The Payment Card Industry Data Security Standard (PCI DSS) is the security standard for protecting payment card data. Navigating the requirements of the PCI DSS and implementing the technical security controls can be quite complicated.
Recent developments in the cybersecurity sphere read like a dystopian novel. The devices we use for convenience and entertainment in our homes are being taken over for malicious purposes by forces unknown.
Combatting drug trafficking at ports, screening passengers at airports, determining the age of immigrants who have lost their passports: these are among the areas where radiation is used for human imaging for non-medical purposes.
Hardly a week goes by without a new hack or cyber breach being reported in the news, and companies are spending lot of time and attention in improving their IT security.
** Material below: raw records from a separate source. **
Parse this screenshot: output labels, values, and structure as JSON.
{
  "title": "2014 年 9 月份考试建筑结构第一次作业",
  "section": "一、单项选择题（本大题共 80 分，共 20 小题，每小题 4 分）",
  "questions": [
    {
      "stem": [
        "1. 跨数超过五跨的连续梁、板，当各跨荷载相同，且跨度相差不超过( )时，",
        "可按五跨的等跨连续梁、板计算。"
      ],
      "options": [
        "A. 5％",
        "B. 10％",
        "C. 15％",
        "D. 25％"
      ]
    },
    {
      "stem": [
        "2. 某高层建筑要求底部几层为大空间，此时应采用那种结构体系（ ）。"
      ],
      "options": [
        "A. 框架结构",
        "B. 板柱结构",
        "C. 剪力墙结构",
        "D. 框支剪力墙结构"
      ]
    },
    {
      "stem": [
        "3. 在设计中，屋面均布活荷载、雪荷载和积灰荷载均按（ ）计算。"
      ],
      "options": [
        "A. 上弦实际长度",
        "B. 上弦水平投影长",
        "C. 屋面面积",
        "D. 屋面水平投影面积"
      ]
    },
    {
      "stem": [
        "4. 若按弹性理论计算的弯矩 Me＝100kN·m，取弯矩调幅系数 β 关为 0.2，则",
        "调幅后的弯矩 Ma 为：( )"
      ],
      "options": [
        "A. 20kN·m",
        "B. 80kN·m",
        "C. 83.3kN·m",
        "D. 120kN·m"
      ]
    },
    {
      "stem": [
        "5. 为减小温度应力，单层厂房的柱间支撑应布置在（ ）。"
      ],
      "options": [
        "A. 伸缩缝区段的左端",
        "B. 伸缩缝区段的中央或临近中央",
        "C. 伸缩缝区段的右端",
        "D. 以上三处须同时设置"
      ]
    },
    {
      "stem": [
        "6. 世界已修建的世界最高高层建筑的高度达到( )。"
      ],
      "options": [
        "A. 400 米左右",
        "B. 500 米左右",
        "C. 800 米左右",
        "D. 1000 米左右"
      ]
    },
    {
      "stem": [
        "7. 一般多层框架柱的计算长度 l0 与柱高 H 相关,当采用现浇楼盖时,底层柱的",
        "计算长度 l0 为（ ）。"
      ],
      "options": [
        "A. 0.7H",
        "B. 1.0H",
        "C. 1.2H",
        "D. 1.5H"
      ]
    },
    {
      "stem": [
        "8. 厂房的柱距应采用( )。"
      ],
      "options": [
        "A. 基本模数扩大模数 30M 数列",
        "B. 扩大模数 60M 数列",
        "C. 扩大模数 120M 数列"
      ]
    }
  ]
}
But as companies set out to “raise their game” in protecting their confidential information from cyberattacks, it is important to understand and act on the fact that cybersecurity is not just a technology issue.
At the 2016 AAAE (American Association of Airport Executives) Airport Credentialing and Access Control Conference in Atlanta, Georgia, discussions centered around the rapidly evolving aviation security landscape, specifically with regard to renewed federal priorities on employee vetting and employee access control at airports.
The risk of payment card fraud is real, driven by the momentum of eCommerce and its cashless consumerism, reliant on payment cards to perform so many transactions. However, the incidence of payment card fraud is expected to change.
Risks to energy sector enterprises continue to grow, with drones, terrorism and budgetary challenges looming. Compliance requirements are tightening as well, but as Everardo Trujillo, Manager of Information Security Engineering and Operations at Sempra Energy Utilities, says: “A lot of people say ‘compliance makes you secure,’ and it’s the other way around, really.”
Edward Snowden may have the reputation as the most infamous insider threat in recent history, but he’s not the only one who used his job and company resources to commit a crime. Learn why insider threat programs are necessary to allow the organization to prevent, detect, respond to and deter insider threats. Also in this issue: how security professionals can prevent workplace bullying, how mass notification is becoming part of the essential infrastructure of enterprises, and much more!